Focusing on these ‘circuits’ foregrounds family, community, institutional and national traditions and stories of activism. In this sense, education has always been a site of political activism and intergenerational politics; that shouldn’t be news. But in the furore over whether or not these parents are right to be acting in the way they are, the focus on what is gained, by both children, parents and education, is lost.

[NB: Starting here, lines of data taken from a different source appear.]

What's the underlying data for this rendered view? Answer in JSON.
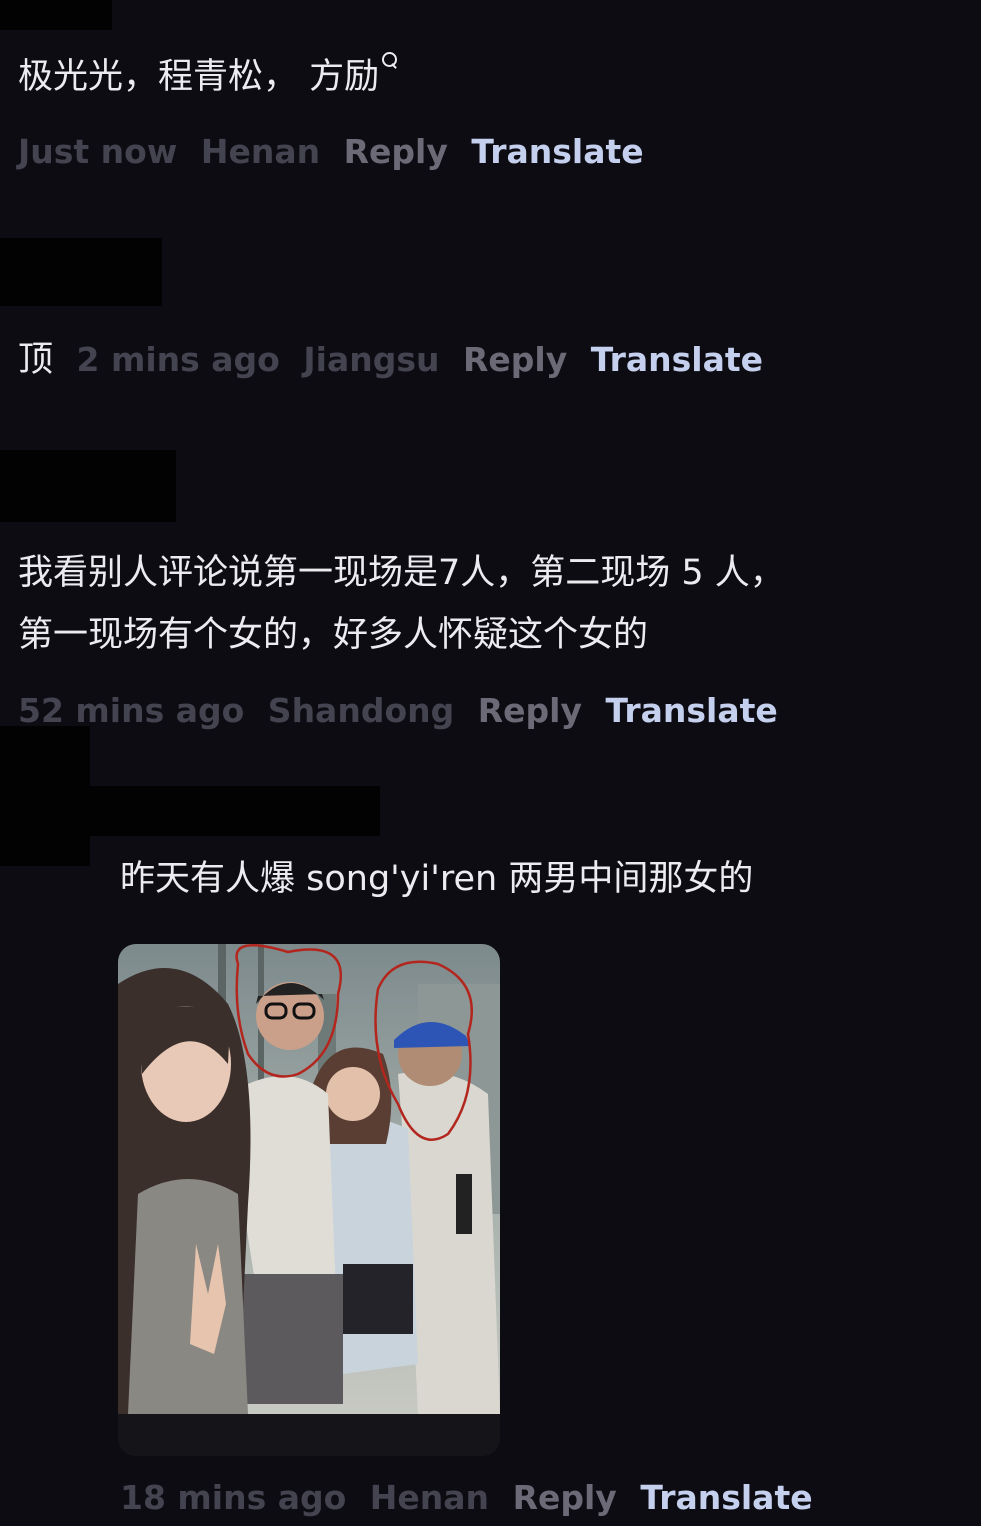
{
  "comments": [
    {
      "text": "极光光，程青松， 方励",
      "search_icon": "search-icon",
      "time": "Just now",
      "location": "Henan",
      "reply": "Reply",
      "translate": "Translate"
    },
    {
      "text": "顶",
      "time": "2 mins ago",
      "location": "Jiangsu",
      "reply": "Reply",
      "translate": "Translate"
    },
    {
      "text_line1": "我看别人评论说第一现场是7人，第二现场 5 人，",
      "text_line2": "第一现场有个女的，好多人怀疑这个女的",
      "time": "52 mins ago",
      "location": "Shandong",
      "reply": "Reply",
      "translate": "Translate"
    },
    {
      "text": "昨天有人爆 song'yi'ren 两男中间那女的",
      "time": "18 mins ago",
      "location": "Henan",
      "reply": "Reply",
      "translate": "Translate"
    }
  ],
  "colors": {
    "background": "#0d0c12",
    "text": "#ecebef",
    "meta": "#444350",
    "translate": "#c4d0ee",
    "annotation_circle": "#b3261e"
  }
}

In a paper that colleagues and I have written, to appear in the Journal of Social and Political Psychology, we engage with the recollected experiences of children growing up in the Communist movement in the US in the last century. Our focus was not on whether their parents were right or wrong to hold the beliefs they did but on their children’s evaluation, with the hindsight of time, as to what was gained and what was lost by growing up in the families, the communities and the society they were born into. We juxtapose this analysis to the tradition of school occupations in Greece in the 1990s where, focusing on a slightly older age group, we explore once again what was gained by those children who occupied their schools in response to neoliberal school reforms. We argued that such occupations created liminal spaces –in-between spaces of temporary publics – which afforded children a valuable and real civics education as they confronted and negotiated with adult authorities by the school’s gates; an experience, we argue that has left a mark on the cultural narratives and public imagination of a generation of Greek youth.

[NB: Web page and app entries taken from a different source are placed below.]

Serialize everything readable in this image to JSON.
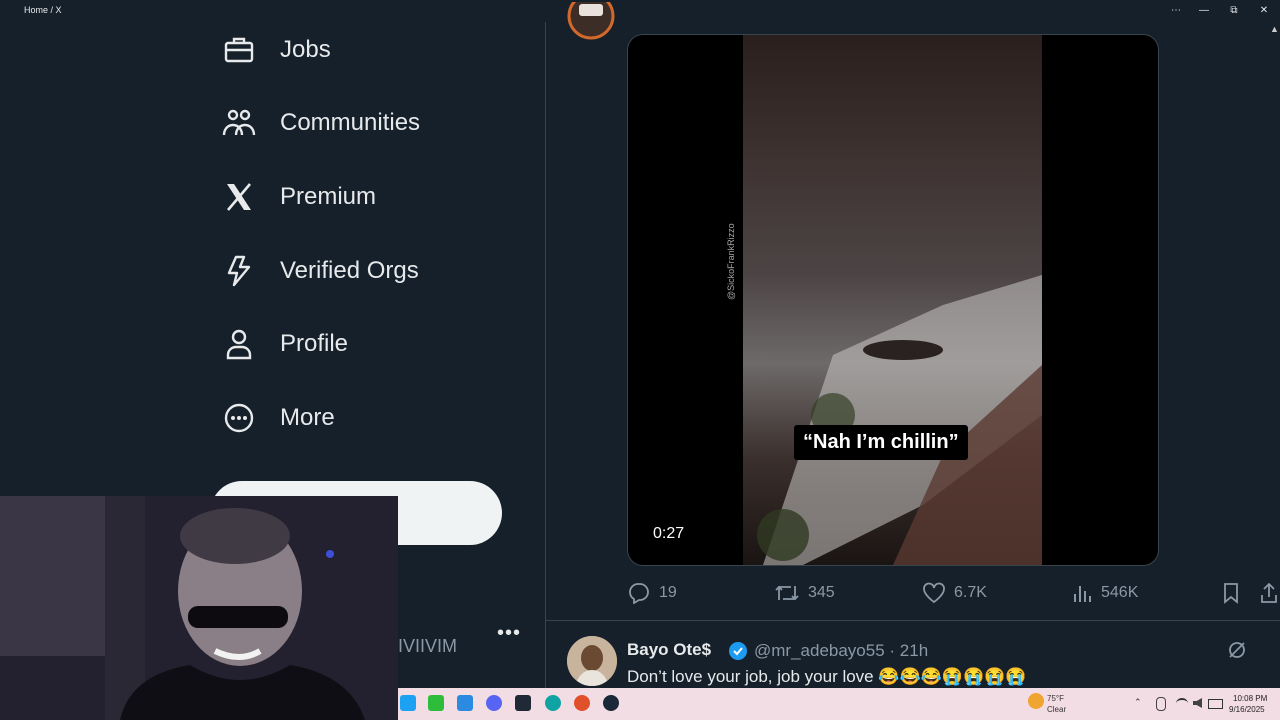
{
  "window": {
    "title": "Home / X",
    "controls": [
      "⋯",
      "—",
      "⧉",
      "✕"
    ]
  },
  "sidebar": {
    "items": [
      {
        "label": "Jobs",
        "icon": "briefcase-icon"
      },
      {
        "label": "Communities",
        "icon": "communities-icon"
      },
      {
        "label": "Premium",
        "icon": "x-logo-icon"
      },
      {
        "label": "Verified Orgs",
        "icon": "lightning-icon"
      },
      {
        "label": "Profile",
        "icon": "person-icon"
      },
      {
        "label": "More",
        "icon": "more-circle-icon"
      }
    ],
    "account_handle_fragment": "IVIIVIM",
    "account_more": "•••"
  },
  "tweet": {
    "video": {
      "caption": "“Nah I’m chillin”",
      "watermark": "@SickoFrankRizzo",
      "duration": "0:27"
    },
    "actions": {
      "replies": "19",
      "reposts": "345",
      "likes": "6.7K",
      "views": "546K"
    }
  },
  "next_tweet": {
    "name": "Bayo Ote$",
    "handle_time": "@mr_adebayo55 · 21h",
    "text": "Don’t love your job, job your love 😂😂😂😭😭😭😭"
  },
  "taskbar": {
    "weather_temp": "75°F",
    "weather_condition": "Clear",
    "time": "10:08 PM",
    "date": "9/16/2025"
  },
  "colors": {
    "background": "#15202b",
    "text": "#e7e9ea",
    "muted": "#8b98a5",
    "verified": "#1d9bf0",
    "taskbar": "#f3dde4"
  }
}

Of course, the experiences we looked are by-and-large ones that their narrators tend to evaluate as positive, but even so they demonstrate a complex emotional terrain that leads to ‘the political’ in childhood and across a lifespan. We argue that such experiences, while in some cases not fully grasped until much later in life, offer a way of disrupting powerful categories for thinking about childhood and activism alike. They offer children unique opportunities for experiencing, and in some cases negotiating, politics and power in the real world. In imagining an alternative parental community than the one portrayed in today’s media I hear such conversations taking place, on the fly, alongside other activities. However ambivalent such political experiences might, and whether you like them or not, surely they can’t be a bad thing for healthy democratic processes and debate?